The APH Newsroom is where you can find media contacts, news stories about personal history as well as search through a library of press coverage about and by APH members. APH members have appeared across a broad spectrum of publications and media outlets including the Wall Street Journal and National Public Radio.

In addition, writers, editors and researchers can access background and factual information about the association and the work members do.

We welcome your efforts to learn more about our organization. Personal history is a young and still relatively unknown profession. Every instance of relaying information about this service helps build awareness in the public eye and helps individuals, businesses and families capture and preserve their stories in a way that will enrich the next generation.

If you have any comments or suggestions, please contact:
Judith McDowell, APH Marketing Director

Below are a few of the most recent posts. See all the posts for APH Members in the News

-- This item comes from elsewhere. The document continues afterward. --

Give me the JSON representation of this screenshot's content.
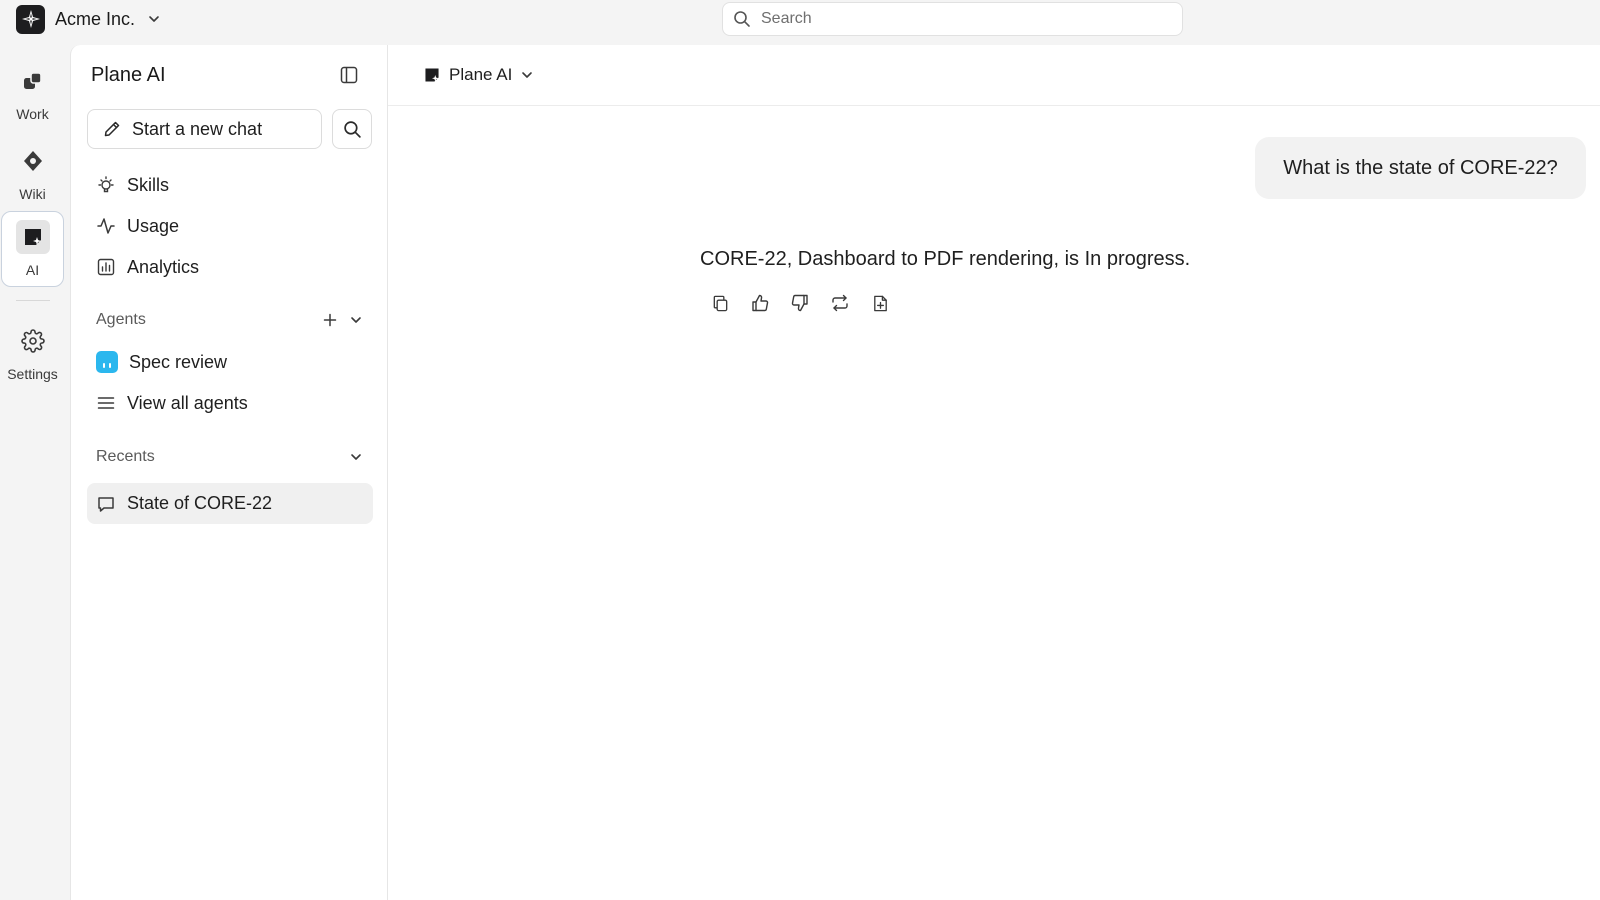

Press Dt In The News
Article/Broadcast Title   Publication/Station
10/04/2016 White, Sarah Writing Your Own Obit: a Chance to Reflect, Get It Right  (Byline: Melissa Kossler Dutton)
IN BRIEF: with several interviews, the author explores the increasing trend for self-written obituaries.
  abc news
multi-city, USA
09/16/2016 Coffin, Linda Oh, the stories they could tell. Preserving family stories is worth the work.  (Byline: unknown)
IN BRIEF: An article describing the value of saving family stories, along with the stories of precious heirlooms and photos.
  Chicago Tribune
"Primetime" Supplement
Chicago area and suburbs
09/01/2016 Dwyer, Kit Have a Story to Tell? Your Personal Memoirist Is Here  (Byline: Aline Tegund)
IN BRIEF: ďOur parentsí lives arenít on the internet," Said Kit Dwyer, of Firsthand Memories in Colorado. "We canít find out about them if we donít speak to them. And itís slipping away.Ē
  The New York Times